I thought that the war would start on February 23. I even thought that if nothing started on February 23, nothing would happen.

Read here No one thought it was the end, – a hero about a secret flight from Azovstal

But on February 24 in the morning I got a phone call from my relatives in Kharkiv saying that they were already shooting. They asked what was happening in Mariupol. I even thought it was some kind of joke. I had a view to the port from my window, I looked there - everything was calm. And 10 minutes later, a rocket flew over us.

When we were in the blockade, we were like in Russia. You can't say anything, because if you say the wrong thing, they might kill you later. You can't do anything. Furthermore, you get lied to all the time.

We were all sitting around without Internet, communication or news, but we still had a lot of information. Every piece of news we discussed and wondered if it was true or not.

There was no gas, no light, no water. I lived in a private house, there was a wood stove. So our house was warm, and we could cook food somehow. There were no supplies.

But my boyfriend's grandfather was a war child. After all he had gone through, he still had the habit of always making supplies. He never bought 1 kilogram of buckwheat, but took 5 at once. And this year it just so happened that he decided to stock up on buckwheat. No one knew why, but he stocked up, and we actually ate that buckwheat.

Groceries were awful and expensive. Everything that was Russian was of terrible quality. Everything they had been bad. All the products – it was just impossible to eat them.

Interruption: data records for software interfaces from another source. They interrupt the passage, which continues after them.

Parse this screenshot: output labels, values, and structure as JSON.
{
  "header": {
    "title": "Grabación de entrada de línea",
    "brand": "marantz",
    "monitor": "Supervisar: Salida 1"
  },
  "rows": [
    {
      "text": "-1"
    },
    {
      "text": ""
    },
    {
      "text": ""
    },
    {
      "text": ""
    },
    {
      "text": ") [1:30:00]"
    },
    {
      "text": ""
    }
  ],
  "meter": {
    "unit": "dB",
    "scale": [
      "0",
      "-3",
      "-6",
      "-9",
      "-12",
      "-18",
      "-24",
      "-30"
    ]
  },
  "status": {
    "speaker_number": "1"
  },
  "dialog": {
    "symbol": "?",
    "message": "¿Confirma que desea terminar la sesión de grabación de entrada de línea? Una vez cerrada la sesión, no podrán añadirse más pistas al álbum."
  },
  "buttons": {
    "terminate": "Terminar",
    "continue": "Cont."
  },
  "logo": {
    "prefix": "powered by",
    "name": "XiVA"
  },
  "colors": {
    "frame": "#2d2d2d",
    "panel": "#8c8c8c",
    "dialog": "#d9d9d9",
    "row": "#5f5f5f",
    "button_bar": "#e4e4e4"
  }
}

How many times we bought candy - nothing tasty. The only thing that was good was bread. And the fact that it was baked, I think, in Berdiansk, at our bread factory, from our grain. So the bread was good.